I obviously couldn’t disappoint for the first meeting–a pub lunch in London — so I donned a blue shirt with pink birds all over it… a favorite of Mrs. Beeton’s (my pink parakeet). Even though I automatically assumed that one should dress up a bit when in this world-renowned city, Gill assured me it has become, over the past decades, very casual. No, if I’m being honest, she practically refused to be seen with me if I wore anything flappy, fussy, or blinged up. And under no circumstances was I to wear shoes with heels. So my concession to her was to wear the same jeans I had just crossed the Atlantic in, Puma runners (casual yet they still matched my bird shirt), and the by now notorious fuchsia raincoat –in case it rained, got cool or I got lost and she needed to find me! Trust me, the color works as well as any beacon…

The Artist, his partner the Psychotherapist/foodie blogger, and Madame P the screenwriter were our table mates at the lunch. As soon as we greeted them, I remembered how ‘uncouth’ and lowbrow I had felt on my first trip to England decades ago. This time I was prepared to give everyone a big hug, North American style…only to be greeted with a kiss on each cheek. Oops! I had forgotten that was the appropriate European style of greeting. Years ago, my embarrassment had come from my constant use of the word ‘yeah’ instead of the proper English ‘yes’. Although I was highly educated, I felt slovenly in my speech patterns. But I managed to receive graciously (I think) the kisses whilst (I hope discreetly)tucking away my arms that were flailing about looking for a body to hug.

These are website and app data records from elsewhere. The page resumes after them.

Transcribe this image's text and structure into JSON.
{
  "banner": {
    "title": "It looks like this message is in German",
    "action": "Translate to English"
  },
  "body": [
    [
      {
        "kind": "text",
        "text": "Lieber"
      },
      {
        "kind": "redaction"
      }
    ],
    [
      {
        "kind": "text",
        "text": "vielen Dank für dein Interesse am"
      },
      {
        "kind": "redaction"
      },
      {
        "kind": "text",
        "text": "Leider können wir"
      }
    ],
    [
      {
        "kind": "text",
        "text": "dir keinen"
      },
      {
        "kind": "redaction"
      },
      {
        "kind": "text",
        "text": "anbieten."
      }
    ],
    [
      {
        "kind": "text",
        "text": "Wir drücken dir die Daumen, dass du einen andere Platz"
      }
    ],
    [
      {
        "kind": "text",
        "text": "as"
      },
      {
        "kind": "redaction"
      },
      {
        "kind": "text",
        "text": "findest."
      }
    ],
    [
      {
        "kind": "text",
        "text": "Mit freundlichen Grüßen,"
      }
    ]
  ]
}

Next up, back in Bristol, was an evening with Gill’s friend Tate Lady. We met at a nice wine bar/restaurant that just happened to have an extensive wine list and, wait for it, gin list! I had no idea there were so many different kinds of gin. I know of four — beginning with backyard hootch and working up to Beefeater. But no, this list had at least a dozen — with each name followed by a description of said gin. “Fruity and crisp, a hint of lemon zest, with an aftertaste of vanilla.” It reminded me of those snooty descriptions some posh restaurants  give for wine: “Vibrant, full-bodied flavor with a whiff of oak from the left side of the vineyard on the sunny side of the second hill from the right.” We were confused as to which one we should try, so the manager was summoned. He was a lovely, friendly young man who came to the table, sat down to join our ‘Girls’ Night Out’ and proceeded to tell us everything we ever wanted to know about each variety. I opted for one that combined gin, saki and orange blossom.

I couldn’t restrain myself. I had to ask, fearful of making an embarrassing misstep that might insult Queen and country:”Uh, I hate to appear gauche, but is it acceptable to mix this lovely gin with something as lowly as, uh, tonic?”

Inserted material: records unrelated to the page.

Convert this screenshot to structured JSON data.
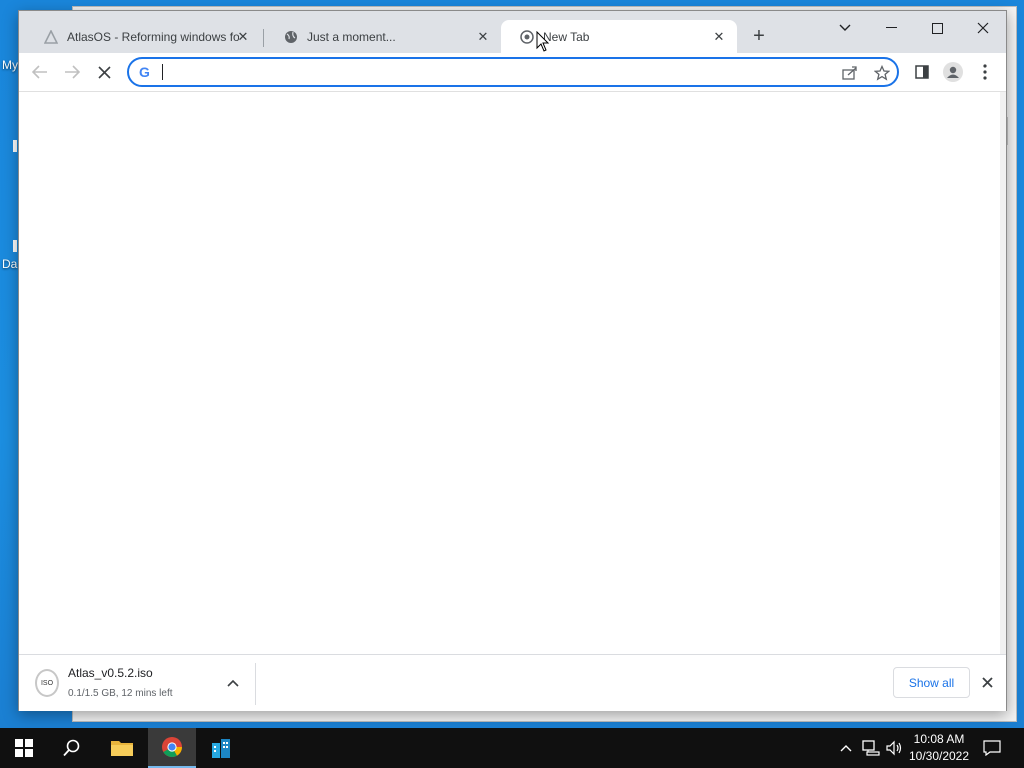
{
  "desktop": {
    "label_top": "My",
    "label_bottom": "Da"
  },
  "browser": {
    "tabs": [
      {
        "title": "AtlasOS - Reforming windows fo",
        "icon": "atlas-logo-icon",
        "active": false
      },
      {
        "title": "Just a moment...",
        "icon": "globe-icon",
        "active": false
      },
      {
        "title": "New Tab",
        "icon": "chrome-icon",
        "active": true
      }
    ],
    "omnibox": {
      "value": "",
      "placeholder": ""
    },
    "window_controls": [
      "tab-search",
      "minimize",
      "maximize",
      "close"
    ]
  },
  "download_shelf": {
    "item": {
      "filename": "Atlas_v0.5.2.iso",
      "icon_text": "ISO",
      "status": "0.1/1.5 GB, 12 mins left"
    },
    "show_all_label": "Show all"
  },
  "taskbar": {
    "apps": [
      "start",
      "search",
      "file-explorer",
      "chrome",
      "app-builder"
    ],
    "active_app": "chrome",
    "time": "10:08 AM",
    "date": "10/30/2022"
  },
  "colors": {
    "accent": "#1a73e8",
    "desktop_bg": "#1a86db",
    "taskbar_bg": "#101010",
    "tabstrip_bg": "#dee1e6"
  }
}
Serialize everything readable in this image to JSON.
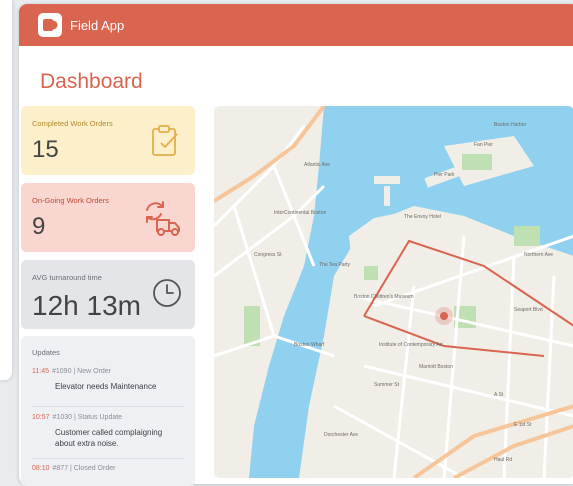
{
  "app": {
    "title": "Field App"
  },
  "page": {
    "title": "Dashboard"
  },
  "cards": {
    "completed": {
      "label": "Completed Work Orders",
      "value": "15",
      "icon": "clipboard-check-icon"
    },
    "ongoing": {
      "label": "On-Going Work Orders",
      "value": "9",
      "icon": "truck-refresh-icon"
    },
    "avg": {
      "label": "AVG turnaround time",
      "value": "12h 13m",
      "icon": "clock-icon"
    }
  },
  "updates": {
    "title": "Updates",
    "items": [
      {
        "time": "11:45",
        "meta": "#1090 | New Order",
        "message": "Elevator needs Maintenance"
      },
      {
        "time": "10:57",
        "meta": "#1030 | Status Update",
        "message": "Customer called complaigning about extra noise."
      },
      {
        "time": "08:10",
        "meta": "#877 | Closed Order",
        "message": ""
      }
    ]
  },
  "map": {
    "labels": {
      "pier_park": "Pier Park",
      "continental_station": "InterContinental Boston",
      "envoy_hotel": "The Envoy Hotel",
      "tea_party": "The Tea Party",
      "childrens_museum": "Boston Children's Museum",
      "boston_wharf": "Boston Wharf",
      "ica": "Institute of Contemporary Art",
      "marriott": "Marriott Boston",
      "congress_st": "Congress St",
      "summer_st": "Summer St",
      "seaport_blvd": "Seaport Blvd",
      "northern_ave": "Northern Ave",
      "a_st": "A St",
      "dorchester_ave": "Dorchester Ave",
      "east_first_st": "E 1st St",
      "haul_rd": "Haul Rd",
      "boston_harbor": "Boston Harbor",
      "fan_pier": "Fan Pier",
      "atlantic_ave": "Atlantic Ave"
    },
    "colors": {
      "route": "#d9644f",
      "water": "#8fd1ee",
      "park": "#bfe0b2"
    }
  },
  "theme": {
    "accent": "#d9644f"
  }
}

I was cringing as I said it, but he said, “No, of course not. You could have it neat but it is perfectly acceptable to mix it with tonic…and a slice or orange.” (Well, ‘neat’ was never going to happen — the only time I drank genever straight was in Belgium years ago and I swear it almost blinded me for life.)

The stories got better and the laughs more boisterous the closer we got to the bottom of our glasses. And then, because we could and we were not driving (just trying to wobble home on the uneven cobblestone streets with shaky legs), we sampled some wine.

The evening spent with Italian Lady at an Italian restaurant was everything I had hoped it would be. Wonderful food, conversation and laughing as if we had been BFFs for years and then, the final icing on the top of the cake, a serious discussion on Hormone Therapy. Gill had warned me in advance that this might come up and that Italian Lady wanted to ‘pick my brain’ on the subject since I am a real advocate of HRT.

By the end of the evening, I had unloaded everything I knew on the subject. And Gill? Oh, she was cowering, covering her face with one hand, while guzzling her drink with the other, trying to ignore a conversation she neither condoned nor wanted any part of. Well, after all, isn’t that what mothers are for? To embarrass their children? Mission accomplished.